So much of fine craft is about traditions passed down for generations – but for fine craft to truly thrive, you need to think about the future, too.
For Miriam Carter, executive director of the League of New Hampshire Craftsmen, this weekend’s Capital Arts Fest is the perfect way to show newcomers why handmade crafts are so valuable to the city of Concord and the state as a whole.
“While we have a very important presence in the state, there are many people who don’t know about the League. Having a street fair really gives us the opportunity to create a broader awareness about who we are and what we do as an organization,” Carter said. “We have a longstanding tradition of being leaders in craft, and we feel it’s also our obligation to build future supporters of craft as well.”
The Capital Arts Fest, now in its fifth year, takes place outside League Headquarters Saturday, Sept. 24, and Sunday, Sept. 25, with 32 juried craftsmen displaying handcrafted work in jewelry, metal, wood, glass, printmaking, fiber arts and more. In addition, there are live concerts coordinated by the Capitol Center for the Arts on the main stage, including headliners Firefall and the Screaming Orphans, and special activities that take place all over the city.
For craftspeople, it’s a refreshing change from the League’s most recent event, the League of New Hampshire Craftsmen’s Fair in Sunapee.
“It’s such a nice, relaxing atmosphere out there on the street. To see everything at Sunapee is a bit of a marathon, but this event emphasizes the walkability of Concord,” said Laury Nichols, a Chichester wood carver. Nichols won’t have a Booth but will be demonstrating her craft – carved and painted woodland creatures – in the League of NH Craftsmen Concord Retail Gallery on Saturday. “There are a lot of tourists, but there are also a lot of local people who come out to Concord. It’s nice to be able to talk to them. Since I live in Chichester, they’re sort of my neighbors.”
For some artists, participating in a large event soon after Sunapee might sound overwhelming, but North Sutton jewelry artist Erica Walker says her ideas flow best when she’s at her busiest – though maybe it’s just in her blood. Walker’s father was a hobbyist silversmith and goldsmith, and her sister, Kiki Huston, is a jewelry artist based in New Orleans. When their father died years ago, Huston began taking the craft seriously, Walker followed suit shortly after. The hobby turned into a full-time job for Walker when an unexpected layoff provided the chance to make a go of her craft.

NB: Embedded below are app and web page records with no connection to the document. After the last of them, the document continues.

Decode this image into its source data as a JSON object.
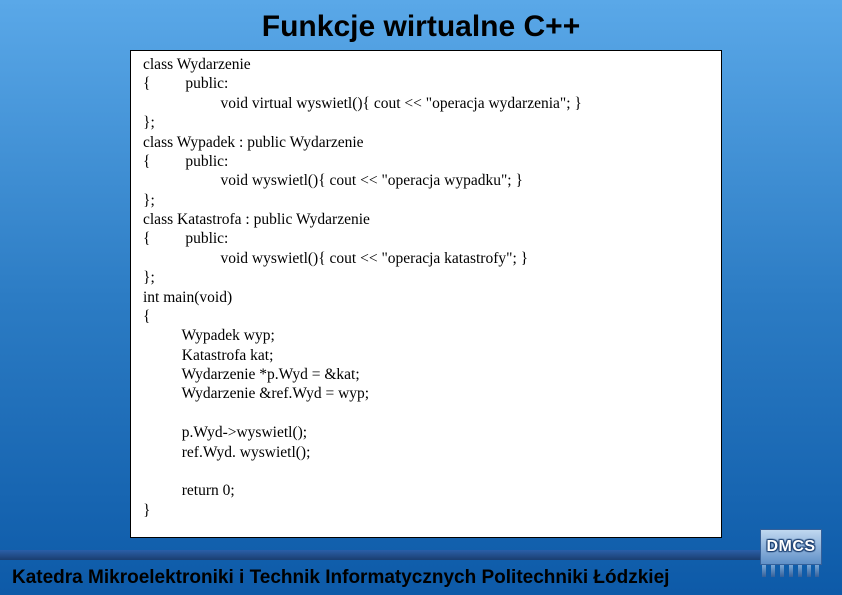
{
  "title": "Funkcje wirtualne C++",
  "code": "class Wydarzenie\n{         public:\n                    void virtual wyswietl(){ cout << \"operacja wydarzenia\"; }\n};\nclass Wypadek : public Wydarzenie\n{         public:\n                    void wyswietl(){ cout << \"operacja wypadku\"; }\n};\nclass Katastrofa : public Wydarzenie\n{         public:\n                    void wyswietl(){ cout << \"operacja katastrofy\"; }\n};\nint main(void)\n{\n          Wypadek wyp;\n          Katastrofa kat;\n          Wydarzenie *p.Wyd = &kat;\n          Wydarzenie &ref.Wyd = wyp;\n\n          p.Wyd->wyswietl();\n          ref.Wyd. wyswietl();\n\n          return 0;\n}",
  "footer": "Katedra Mikroelektroniki i Technik Informatycznych Politechniki Łódzkiej",
  "logo_text": "DMCS"
}
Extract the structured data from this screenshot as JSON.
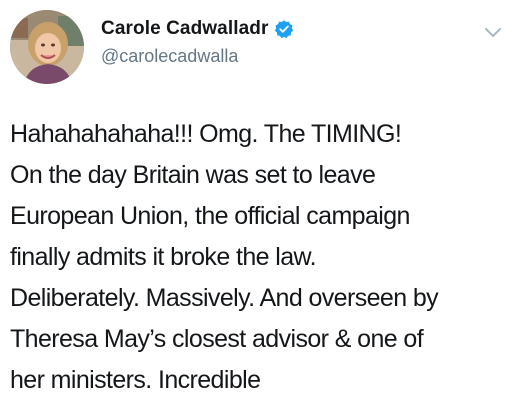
{
  "author": {
    "display_name": "Carole Cadwalladr",
    "handle": "@carolecadwalla",
    "verified": true,
    "avatar_icon": "profile-photo",
    "verified_icon": "verified-badge-icon",
    "menu_icon": "chevron-down-icon"
  },
  "tweet": {
    "lines": [
      "Hahahahahaha!!! Omg. The TIMING!",
      "On the day Britain was set to leave",
      "European Union, the official campaign",
      "finally admits it broke the law.",
      "Deliberately. Massively. And overseen by",
      "Theresa May’s closest advisor & one of",
      "her ministers. Incredible"
    ]
  },
  "colors": {
    "text": "#14171a",
    "secondary": "#657786",
    "verified_blue": "#1da1f2",
    "chevron": "#aab8c2"
  }
}
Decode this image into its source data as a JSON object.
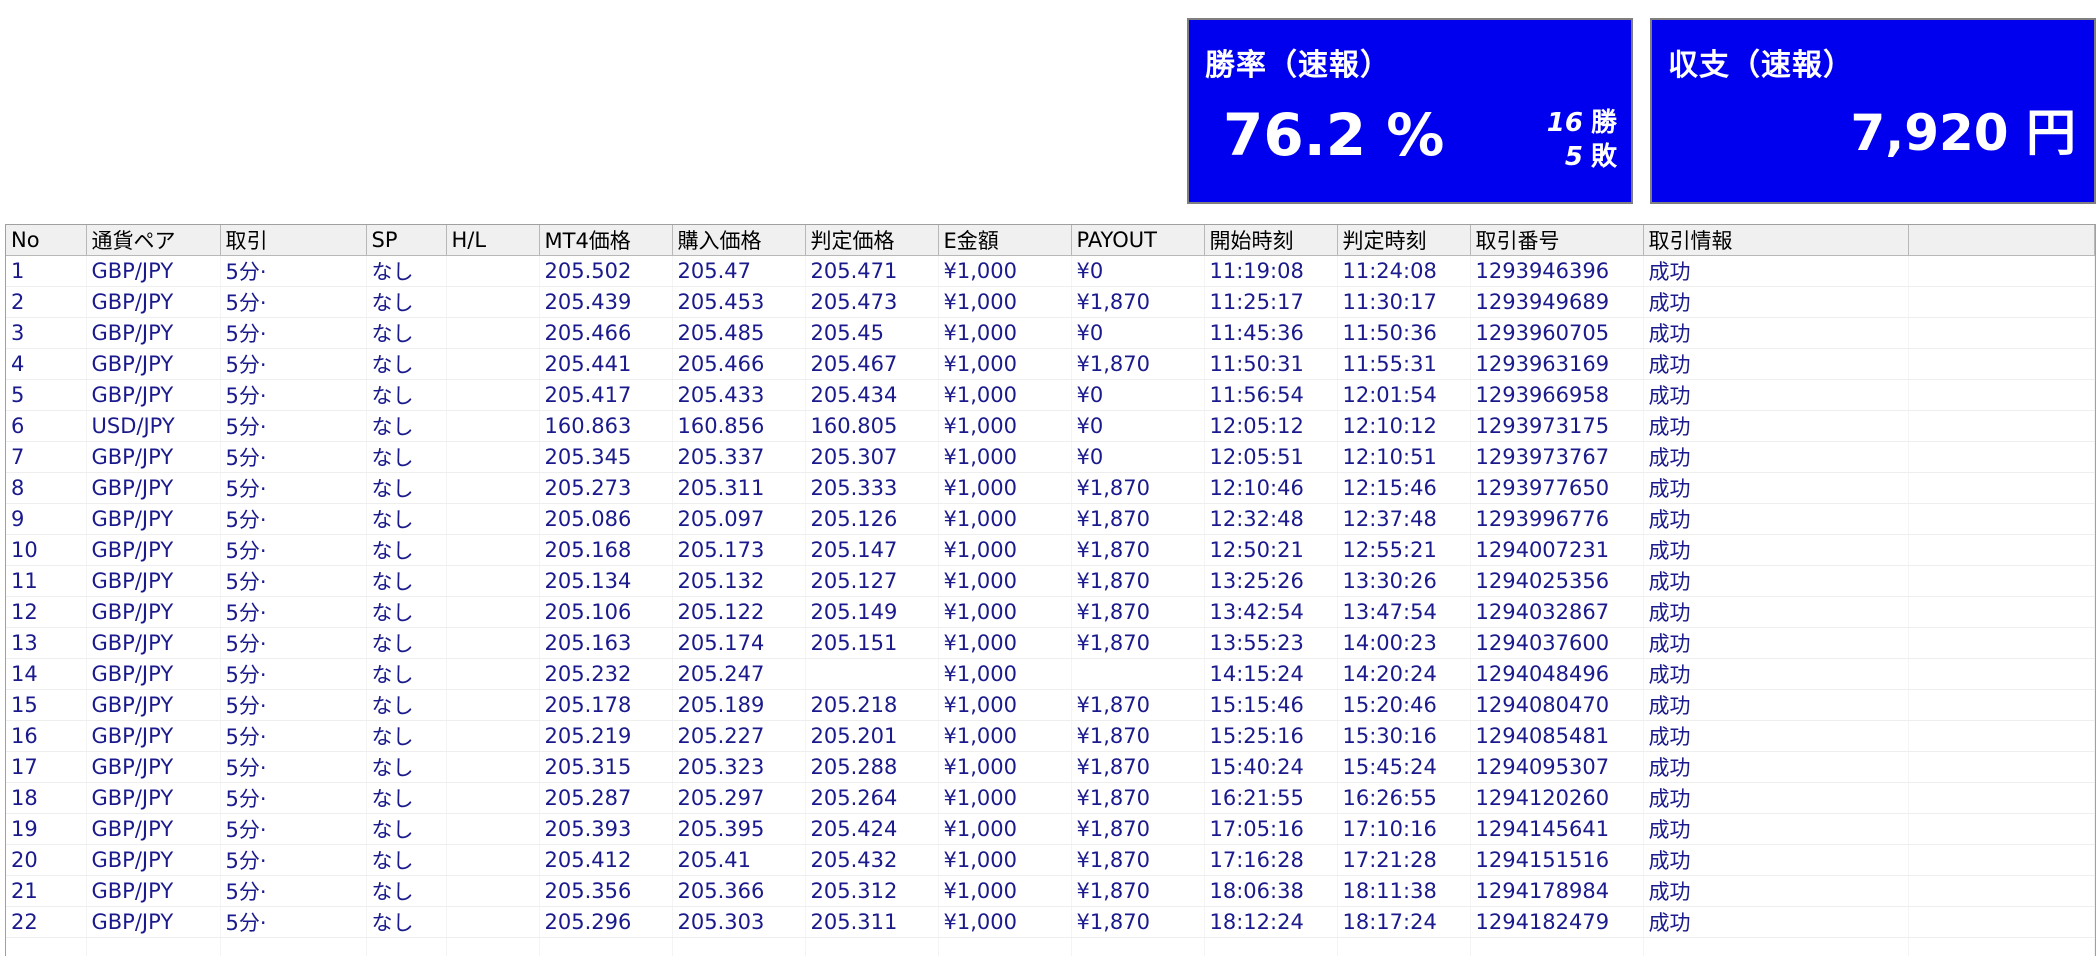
{
  "summary": {
    "winrate": {
      "title": "勝率（速報）",
      "value": "76.2 %",
      "wins": "16",
      "wins_label": "勝",
      "losses": "5",
      "losses_label": "敗"
    },
    "profit": {
      "title": "収支（速報）",
      "value": "7,920 円"
    }
  },
  "colors": {
    "panel_bg": "#0000ee",
    "panel_text": "#ffffff",
    "row_text": "#1a1a8c",
    "header_bg": "#f0f0f0"
  },
  "table": {
    "columns": [
      "No",
      "通貨ペア",
      "取引",
      "SP",
      "H/L",
      "MT4価格",
      "購入価格",
      "判定価格",
      "E金額",
      "PAYOUT",
      "開始時刻",
      "判定時刻",
      "取引番号",
      "取引情報",
      ""
    ],
    "rows": [
      [
        "1",
        "GBP/JPY",
        "5分·",
        "なし",
        "",
        "205.502",
        "205.47",
        "205.471",
        "¥1,000",
        "¥0",
        "11:19:08",
        "11:24:08",
        "1293946396",
        "成功",
        ""
      ],
      [
        "2",
        "GBP/JPY",
        "5分·",
        "なし",
        "",
        "205.439",
        "205.453",
        "205.473",
        "¥1,000",
        "¥1,870",
        "11:25:17",
        "11:30:17",
        "1293949689",
        "成功",
        ""
      ],
      [
        "3",
        "GBP/JPY",
        "5分·",
        "なし",
        "",
        "205.466",
        "205.485",
        "205.45",
        "¥1,000",
        "¥0",
        "11:45:36",
        "11:50:36",
        "1293960705",
        "成功",
        ""
      ],
      [
        "4",
        "GBP/JPY",
        "5分·",
        "なし",
        "",
        "205.441",
        "205.466",
        "205.467",
        "¥1,000",
        "¥1,870",
        "11:50:31",
        "11:55:31",
        "1293963169",
        "成功",
        ""
      ],
      [
        "5",
        "GBP/JPY",
        "5分·",
        "なし",
        "",
        "205.417",
        "205.433",
        "205.434",
        "¥1,000",
        "¥0",
        "11:56:54",
        "12:01:54",
        "1293966958",
        "成功",
        ""
      ],
      [
        "6",
        "USD/JPY",
        "5分·",
        "なし",
        "",
        "160.863",
        "160.856",
        "160.805",
        "¥1,000",
        "¥0",
        "12:05:12",
        "12:10:12",
        "1293973175",
        "成功",
        ""
      ],
      [
        "7",
        "GBP/JPY",
        "5分·",
        "なし",
        "",
        "205.345",
        "205.337",
        "205.307",
        "¥1,000",
        "¥0",
        "12:05:51",
        "12:10:51",
        "1293973767",
        "成功",
        ""
      ],
      [
        "8",
        "GBP/JPY",
        "5分·",
        "なし",
        "",
        "205.273",
        "205.311",
        "205.333",
        "¥1,000",
        "¥1,870",
        "12:10:46",
        "12:15:46",
        "1293977650",
        "成功",
        ""
      ],
      [
        "9",
        "GBP/JPY",
        "5分·",
        "なし",
        "",
        "205.086",
        "205.097",
        "205.126",
        "¥1,000",
        "¥1,870",
        "12:32:48",
        "12:37:48",
        "1293996776",
        "成功",
        ""
      ],
      [
        "10",
        "GBP/JPY",
        "5分·",
        "なし",
        "",
        "205.168",
        "205.173",
        "205.147",
        "¥1,000",
        "¥1,870",
        "12:50:21",
        "12:55:21",
        "1294007231",
        "成功",
        ""
      ],
      [
        "11",
        "GBP/JPY",
        "5分·",
        "なし",
        "",
        "205.134",
        "205.132",
        "205.127",
        "¥1,000",
        "¥1,870",
        "13:25:26",
        "13:30:26",
        "1294025356",
        "成功",
        ""
      ],
      [
        "12",
        "GBP/JPY",
        "5分·",
        "なし",
        "",
        "205.106",
        "205.122",
        "205.149",
        "¥1,000",
        "¥1,870",
        "13:42:54",
        "13:47:54",
        "1294032867",
        "成功",
        ""
      ],
      [
        "13",
        "GBP/JPY",
        "5分·",
        "なし",
        "",
        "205.163",
        "205.174",
        "205.151",
        "¥1,000",
        "¥1,870",
        "13:55:23",
        "14:00:23",
        "1294037600",
        "成功",
        ""
      ],
      [
        "14",
        "GBP/JPY",
        "5分·",
        "なし",
        "",
        "205.232",
        "205.247",
        "",
        "¥1,000",
        "",
        "14:15:24",
        "14:20:24",
        "1294048496",
        "成功",
        ""
      ],
      [
        "15",
        "GBP/JPY",
        "5分·",
        "なし",
        "",
        "205.178",
        "205.189",
        "205.218",
        "¥1,000",
        "¥1,870",
        "15:15:46",
        "15:20:46",
        "1294080470",
        "成功",
        ""
      ],
      [
        "16",
        "GBP/JPY",
        "5分·",
        "なし",
        "",
        "205.219",
        "205.227",
        "205.201",
        "¥1,000",
        "¥1,870",
        "15:25:16",
        "15:30:16",
        "1294085481",
        "成功",
        ""
      ],
      [
        "17",
        "GBP/JPY",
        "5分·",
        "なし",
        "",
        "205.315",
        "205.323",
        "205.288",
        "¥1,000",
        "¥1,870",
        "15:40:24",
        "15:45:24",
        "1294095307",
        "成功",
        ""
      ],
      [
        "18",
        "GBP/JPY",
        "5分·",
        "なし",
        "",
        "205.287",
        "205.297",
        "205.264",
        "¥1,000",
        "¥1,870",
        "16:21:55",
        "16:26:55",
        "1294120260",
        "成功",
        ""
      ],
      [
        "19",
        "GBP/JPY",
        "5分·",
        "なし",
        "",
        "205.393",
        "205.395",
        "205.424",
        "¥1,000",
        "¥1,870",
        "17:05:16",
        "17:10:16",
        "1294145641",
        "成功",
        ""
      ],
      [
        "20",
        "GBP/JPY",
        "5分·",
        "なし",
        "",
        "205.412",
        "205.41",
        "205.432",
        "¥1,000",
        "¥1,870",
        "17:16:28",
        "17:21:28",
        "1294151516",
        "成功",
        ""
      ],
      [
        "21",
        "GBP/JPY",
        "5分·",
        "なし",
        "",
        "205.356",
        "205.366",
        "205.312",
        "¥1,000",
        "¥1,870",
        "18:06:38",
        "18:11:38",
        "1294178984",
        "成功",
        ""
      ],
      [
        "22",
        "GBP/JPY",
        "5分·",
        "なし",
        "",
        "205.296",
        "205.303",
        "205.311",
        "¥1,000",
        "¥1,870",
        "18:12:24",
        "18:17:24",
        "1294182479",
        "成功",
        ""
      ]
    ]
  }
}
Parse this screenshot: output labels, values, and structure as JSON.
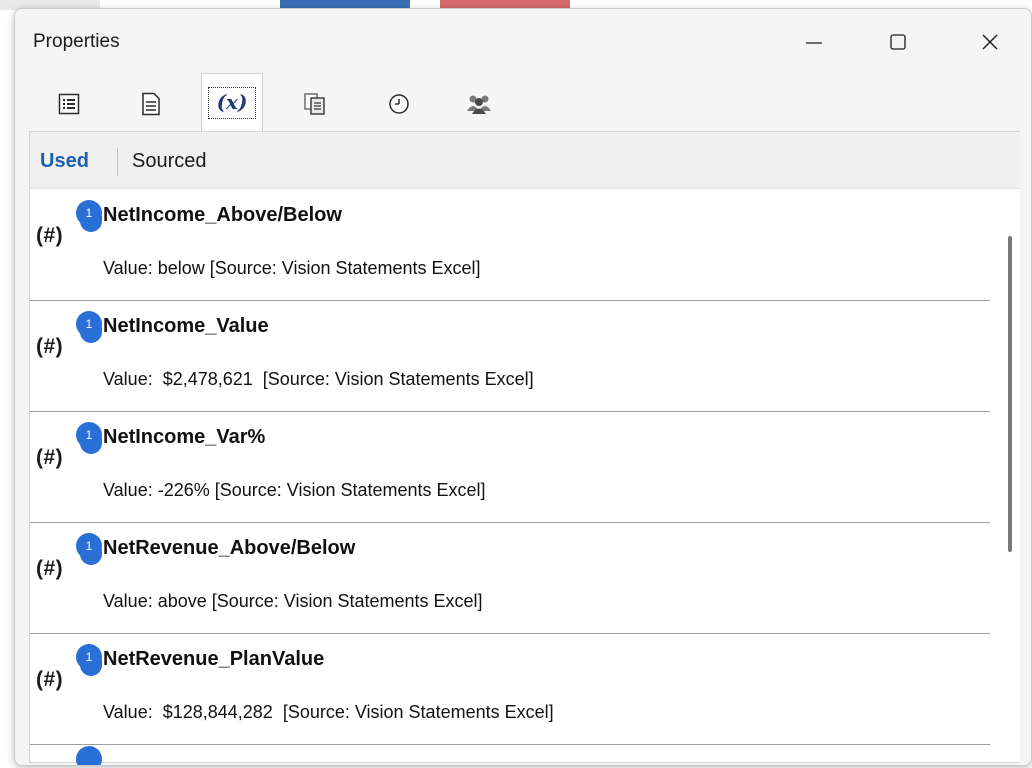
{
  "window": {
    "title": "Properties",
    "controls": {
      "minimize": "minimize-icon",
      "maximize": "maximize-icon",
      "close": "close-icon"
    }
  },
  "toolbar": {
    "tools": [
      {
        "icon": "list-view-icon"
      },
      {
        "icon": "document-icon"
      },
      {
        "icon": "variables-icon",
        "label": "(x)",
        "active": true
      },
      {
        "icon": "copy-document-icon"
      },
      {
        "icon": "clock-icon"
      },
      {
        "icon": "users-icon"
      }
    ]
  },
  "subtabs": {
    "used": "Used",
    "sourced": "Sourced",
    "active": "Used"
  },
  "variables": [
    {
      "name": "NetIncome_Above/Below",
      "value": "Value: below [Source: Vision Statements Excel]",
      "badge": "1",
      "type_label": "(#)"
    },
    {
      "name": "NetIncome_Value",
      "value": "Value:  $2,478,621  [Source: Vision Statements Excel]",
      "badge": "1",
      "type_label": "(#)"
    },
    {
      "name": "NetIncome_Var%",
      "value": "Value: -226% [Source: Vision Statements Excel]",
      "badge": "1",
      "type_label": "(#)"
    },
    {
      "name": "NetRevenue_Above/Below",
      "value": "Value: above [Source: Vision Statements Excel]",
      "badge": "1",
      "type_label": "(#)"
    },
    {
      "name": "NetRevenue_PlanValue",
      "value": "Value:  $128,844,282  [Source: Vision Statements Excel]",
      "badge": "1",
      "type_label": "(#)"
    }
  ],
  "colors": {
    "accent": "#1a5fb4",
    "badge": "#2a6fd6",
    "separator": "#9e9e9e",
    "window_bg": "#f5f5f5"
  }
}
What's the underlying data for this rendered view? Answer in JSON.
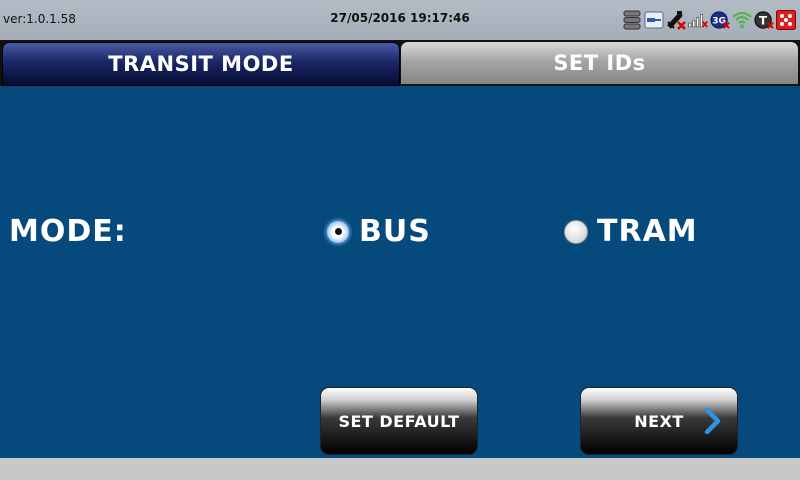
{
  "status": {
    "version": "ver:1.0.1.58",
    "datetime": "27/05/2016 19:17:46",
    "icons": [
      "database-icon",
      "card-reader-icon",
      "gps-satellite-icon",
      "signal-strength-icon",
      "3g-icon",
      "wifi-icon",
      "t-icon",
      "alert-icon"
    ],
    "network_label": "3G",
    "t_label": "T"
  },
  "tabs": [
    {
      "label": "TRANSIT MODE",
      "active": true
    },
    {
      "label": "SET IDs",
      "active": false
    }
  ],
  "mode": {
    "label": "MODE:",
    "options": [
      {
        "label": "BUS",
        "selected": true
      },
      {
        "label": "TRAM",
        "selected": false
      }
    ]
  },
  "buttons": {
    "set_default": "SET DEFAULT",
    "next": "NEXT"
  },
  "colors": {
    "main_bg": "#064a7d",
    "active_tab": "#1a2666",
    "accent": "#2a95e8"
  }
}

These days, the siblings help each other out with their work, Huston visiting New Hampshire for the Craftsmen’s Fair, Walker traveling down south for Huston’s equivalent event, the New Orleans Jazz & Heritage Festival.
“We’re both mainly self-taught, so it’s fascinating sometimes to work alongside somebody else. There’s a lot of, oh, that’s how you do that? And, why didn’t I ever think of that? It’s really special that we have this in common,” Walker said. “Our dad would have been thrilled to know two of his daughters are making their living as jewelry artists.”
Walker will be driving to Concord from her North Sutton home and studio with her simple pop-up tent and jewelry collection, which she says has a simple, organic aesthetic that’s both livable and contemporary. She loves that the League has branched out and added this festival to the roster. “I want to see these additional shows prosper, so that’s part of the reason I want to take part – to support the League,” Walker said.
The event is co-sponsored by the League, the Greater Concord Chamber of Commerce, Intown Concord, the Capitol Center for the Arts, with support from the State of New Hampshire and the City of Concord.
“Nonprofits these days really have to involve themselves with partnerships. It’s a smart thing to do. That’s one thing I think COVID taught a lot of people. By creating these partnerships with other organizations who have a following, we’re amplifying the reach of our message, which can only help artists have more people attend the event,” Carter said. “This is an opportunity to let people know we’re here, and we’re active.”
In addition to the handcrafted work on Main Street, visitors can enjoy the opening weekend of the New Hampshire Potters’ Guild exhibition, “Storied in Clay,” Hosted at League Headquarters; the KidsCreate! activity tent; music by local artists and groups; a downtown Concord historic walking tour; and more.
Capital Arts Fest takes place outside League of New Hampshire Craftsmen Headquarters, 49 S. Main St., Concord, on Saturday, Sept. 24, from 10 am to 5 pm, and Sunday, Sept. 25, from 10 am to 4 pm All events are free to attend. For a detailed schedule, visit visitconcord-nh.com/capital-arts-fest.